### YOUR GOAL
Since pictures are not wanted, repeat only the text of the records, word for word.

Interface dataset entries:
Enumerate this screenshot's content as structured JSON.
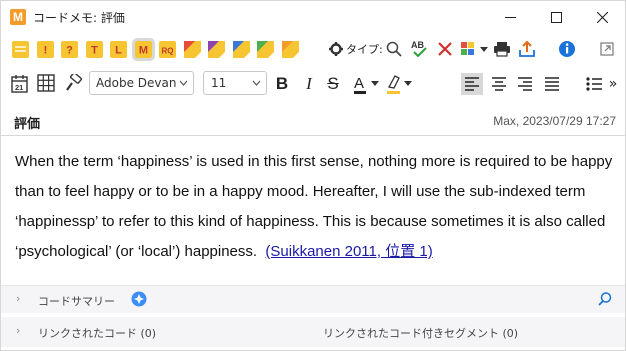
{
  "window": {
    "app_icon_letter": "M",
    "title": "コードメモ: 評価"
  },
  "toolbar": {
    "memo_icons": [
      {
        "name": "memo-icon-plain",
        "glyph": "",
        "color": "#f7c531"
      },
      {
        "name": "memo-icon-exclaim",
        "glyph": "!",
        "color": "#f7c531"
      },
      {
        "name": "memo-icon-question",
        "glyph": "?",
        "color": "#f7c531"
      },
      {
        "name": "memo-icon-t",
        "glyph": "T",
        "color": "#f7c531"
      },
      {
        "name": "memo-icon-l",
        "glyph": "L",
        "color": "#f7c531"
      },
      {
        "name": "memo-icon-m",
        "glyph": "M",
        "color": "#f7c531"
      },
      {
        "name": "memo-icon-rq",
        "glyph": "RQ",
        "color": "#f7c531"
      },
      {
        "name": "memo-icon-red",
        "glyph": "",
        "color": "#e74c3c"
      },
      {
        "name": "memo-icon-purple",
        "glyph": "",
        "color": "#8e44ad"
      },
      {
        "name": "memo-icon-blue",
        "glyph": "",
        "color": "#3a78d8"
      },
      {
        "name": "memo-icon-green",
        "glyph": "",
        "color": "#4caf50"
      },
      {
        "name": "memo-icon-orange",
        "glyph": "",
        "color": "#f39c2b"
      }
    ],
    "type_label": "タイプ:",
    "font_name": "Adobe Devana",
    "font_size": "11"
  },
  "memo": {
    "title": "評価",
    "meta": "Max, 2023/07/29 17:27",
    "text": "When the term ‘happiness’ is used in this first sense, nothing more is required to be happy than to feel happy or to be in a happy mood. Hereafter, I will use the sub-indexed term ‘happinessp’ to refer to this kind of happiness. This is because sometimes it is also called ‘psychological’ (or ‘local’) happiness.",
    "citation": "(Suikkanen 2011, 位置 1)"
  },
  "footer": {
    "code_summary_label": "コードサマリー",
    "linked_codes_label": "リンクされたコード (0)",
    "linked_segments_label": "リンクされたコード付きセグメント (0)"
  },
  "colors": {
    "accent_blue": "#1a73d9",
    "memo_yellow": "#f7c531",
    "link": "#1a1aa6"
  }
}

### SOLUTION TO THE PROBLEM
Enumerate this screenshot's content as structured JSON.
{
  "window": {
    "app_icon_letter": "M",
    "title": "コードメモ: 評価"
  },
  "toolbar": {
    "memo_icons": [
      {
        "name": "memo-icon-plain",
        "glyph": "",
        "color": "#f7c531"
      },
      {
        "name": "memo-icon-exclaim",
        "glyph": "!",
        "color": "#f7c531"
      },
      {
        "name": "memo-icon-question",
        "glyph": "?",
        "color": "#f7c531"
      },
      {
        "name": "memo-icon-t",
        "glyph": "T",
        "color": "#f7c531"
      },
      {
        "name": "memo-icon-l",
        "glyph": "L",
        "color": "#f7c531"
      },
      {
        "name": "memo-icon-m",
        "glyph": "M",
        "color": "#f7c531"
      },
      {
        "name": "memo-icon-rq",
        "glyph": "RQ",
        "color": "#f7c531"
      },
      {
        "name": "memo-icon-red",
        "glyph": "",
        "color": "#e74c3c"
      },
      {
        "name": "memo-icon-purple",
        "glyph": "",
        "color": "#8e44ad"
      },
      {
        "name": "memo-icon-blue",
        "glyph": "",
        "color": "#3a78d8"
      },
      {
        "name": "memo-icon-green",
        "glyph": "",
        "color": "#4caf50"
      },
      {
        "name": "memo-icon-orange",
        "glyph": "",
        "color": "#f39c2b"
      }
    ],
    "type_label": "タイプ:",
    "font_name": "Adobe Devana",
    "font_size": "11"
  },
  "memo": {
    "title": "評価",
    "meta": "Max, 2023/07/29 17:27",
    "text": "When the term ‘happiness’ is used in this first sense, nothing more is required to be happy than to feel happy or to be in a happy mood. Hereafter, I will use the sub-indexed term ‘happinessp’ to refer to this kind of happiness. This is because sometimes it is also called ‘psychological’ (or ‘local’) happiness.",
    "citation": "(Suikkanen 2011, 位置 1)"
  },
  "footer": {
    "code_summary_label": "コードサマリー",
    "linked_codes_label": "リンクされたコード (0)",
    "linked_segments_label": "リンクされたコード付きセグメント (0)"
  },
  "colors": {
    "accent_blue": "#1a73d9",
    "memo_yellow": "#f7c531",
    "link": "#1a1aa6"
  }
}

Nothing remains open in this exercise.